◆ **Information provided**:
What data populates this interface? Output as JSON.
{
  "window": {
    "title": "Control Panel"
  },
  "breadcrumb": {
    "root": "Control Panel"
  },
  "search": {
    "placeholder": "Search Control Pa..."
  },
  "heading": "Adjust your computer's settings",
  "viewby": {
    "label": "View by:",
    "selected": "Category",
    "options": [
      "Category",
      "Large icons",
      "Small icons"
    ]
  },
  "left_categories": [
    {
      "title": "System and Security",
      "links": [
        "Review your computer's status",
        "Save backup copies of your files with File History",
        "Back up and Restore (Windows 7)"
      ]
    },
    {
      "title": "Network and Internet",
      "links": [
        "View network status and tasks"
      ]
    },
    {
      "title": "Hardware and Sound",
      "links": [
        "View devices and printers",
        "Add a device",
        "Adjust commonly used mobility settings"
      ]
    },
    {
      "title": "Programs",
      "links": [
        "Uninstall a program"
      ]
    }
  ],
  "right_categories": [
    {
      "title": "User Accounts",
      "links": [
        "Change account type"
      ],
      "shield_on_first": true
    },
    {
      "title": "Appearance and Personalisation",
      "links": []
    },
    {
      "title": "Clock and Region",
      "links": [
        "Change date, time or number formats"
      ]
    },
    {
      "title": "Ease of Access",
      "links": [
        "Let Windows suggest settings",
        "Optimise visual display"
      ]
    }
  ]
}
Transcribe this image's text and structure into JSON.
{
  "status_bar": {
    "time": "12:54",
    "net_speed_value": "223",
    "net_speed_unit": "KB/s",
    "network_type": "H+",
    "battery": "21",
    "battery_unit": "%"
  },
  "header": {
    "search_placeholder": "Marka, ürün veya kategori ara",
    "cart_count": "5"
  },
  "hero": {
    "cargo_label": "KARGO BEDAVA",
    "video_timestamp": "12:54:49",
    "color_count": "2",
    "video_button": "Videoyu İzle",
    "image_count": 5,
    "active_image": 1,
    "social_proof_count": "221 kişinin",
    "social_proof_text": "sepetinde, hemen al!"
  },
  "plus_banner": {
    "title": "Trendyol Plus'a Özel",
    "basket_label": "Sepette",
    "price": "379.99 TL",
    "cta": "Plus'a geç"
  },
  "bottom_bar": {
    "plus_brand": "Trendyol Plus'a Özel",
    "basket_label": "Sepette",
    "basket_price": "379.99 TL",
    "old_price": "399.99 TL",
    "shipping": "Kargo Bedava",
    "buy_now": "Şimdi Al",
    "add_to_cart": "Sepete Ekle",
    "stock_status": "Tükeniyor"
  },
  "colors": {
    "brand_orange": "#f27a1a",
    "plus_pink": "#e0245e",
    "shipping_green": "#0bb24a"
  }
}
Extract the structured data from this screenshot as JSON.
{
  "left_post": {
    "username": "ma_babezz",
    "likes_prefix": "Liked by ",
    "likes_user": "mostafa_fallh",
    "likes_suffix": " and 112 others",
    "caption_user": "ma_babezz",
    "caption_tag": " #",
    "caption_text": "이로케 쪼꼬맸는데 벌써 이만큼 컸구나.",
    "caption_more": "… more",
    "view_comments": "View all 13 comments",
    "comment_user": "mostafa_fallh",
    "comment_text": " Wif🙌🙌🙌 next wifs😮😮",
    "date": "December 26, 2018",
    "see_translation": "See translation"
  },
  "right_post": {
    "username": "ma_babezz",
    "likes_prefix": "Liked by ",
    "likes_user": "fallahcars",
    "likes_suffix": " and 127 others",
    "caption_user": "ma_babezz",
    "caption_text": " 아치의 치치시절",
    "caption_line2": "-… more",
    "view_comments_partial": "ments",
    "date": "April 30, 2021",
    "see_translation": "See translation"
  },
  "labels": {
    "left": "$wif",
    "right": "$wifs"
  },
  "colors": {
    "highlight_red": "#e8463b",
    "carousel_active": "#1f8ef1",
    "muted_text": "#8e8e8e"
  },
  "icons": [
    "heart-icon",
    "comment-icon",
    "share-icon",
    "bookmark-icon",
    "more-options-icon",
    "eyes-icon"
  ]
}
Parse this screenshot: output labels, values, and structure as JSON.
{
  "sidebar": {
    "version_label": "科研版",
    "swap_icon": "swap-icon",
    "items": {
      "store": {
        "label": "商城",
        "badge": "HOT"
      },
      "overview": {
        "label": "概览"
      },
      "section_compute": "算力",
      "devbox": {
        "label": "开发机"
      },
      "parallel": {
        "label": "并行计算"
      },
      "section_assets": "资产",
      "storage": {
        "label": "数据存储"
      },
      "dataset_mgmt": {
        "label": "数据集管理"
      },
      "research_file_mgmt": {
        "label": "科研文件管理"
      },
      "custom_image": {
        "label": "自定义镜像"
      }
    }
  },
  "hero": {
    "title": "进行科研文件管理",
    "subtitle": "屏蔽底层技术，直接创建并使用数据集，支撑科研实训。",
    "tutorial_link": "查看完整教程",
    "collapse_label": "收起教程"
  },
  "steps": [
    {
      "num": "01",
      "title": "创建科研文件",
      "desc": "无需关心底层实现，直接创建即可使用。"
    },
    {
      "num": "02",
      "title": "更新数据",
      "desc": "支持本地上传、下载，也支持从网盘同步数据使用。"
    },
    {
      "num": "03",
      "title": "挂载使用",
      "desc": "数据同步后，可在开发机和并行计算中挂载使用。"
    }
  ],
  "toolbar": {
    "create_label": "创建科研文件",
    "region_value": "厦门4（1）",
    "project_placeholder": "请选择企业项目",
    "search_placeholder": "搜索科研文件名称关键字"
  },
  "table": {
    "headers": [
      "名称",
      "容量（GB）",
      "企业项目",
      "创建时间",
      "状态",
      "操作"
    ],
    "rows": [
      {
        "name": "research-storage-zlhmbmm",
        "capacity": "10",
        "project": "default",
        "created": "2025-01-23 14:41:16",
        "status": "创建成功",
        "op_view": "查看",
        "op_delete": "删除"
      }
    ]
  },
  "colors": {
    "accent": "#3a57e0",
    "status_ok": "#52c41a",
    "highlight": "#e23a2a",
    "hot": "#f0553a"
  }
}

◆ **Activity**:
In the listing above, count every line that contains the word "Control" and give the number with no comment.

◆ **Response area**:
3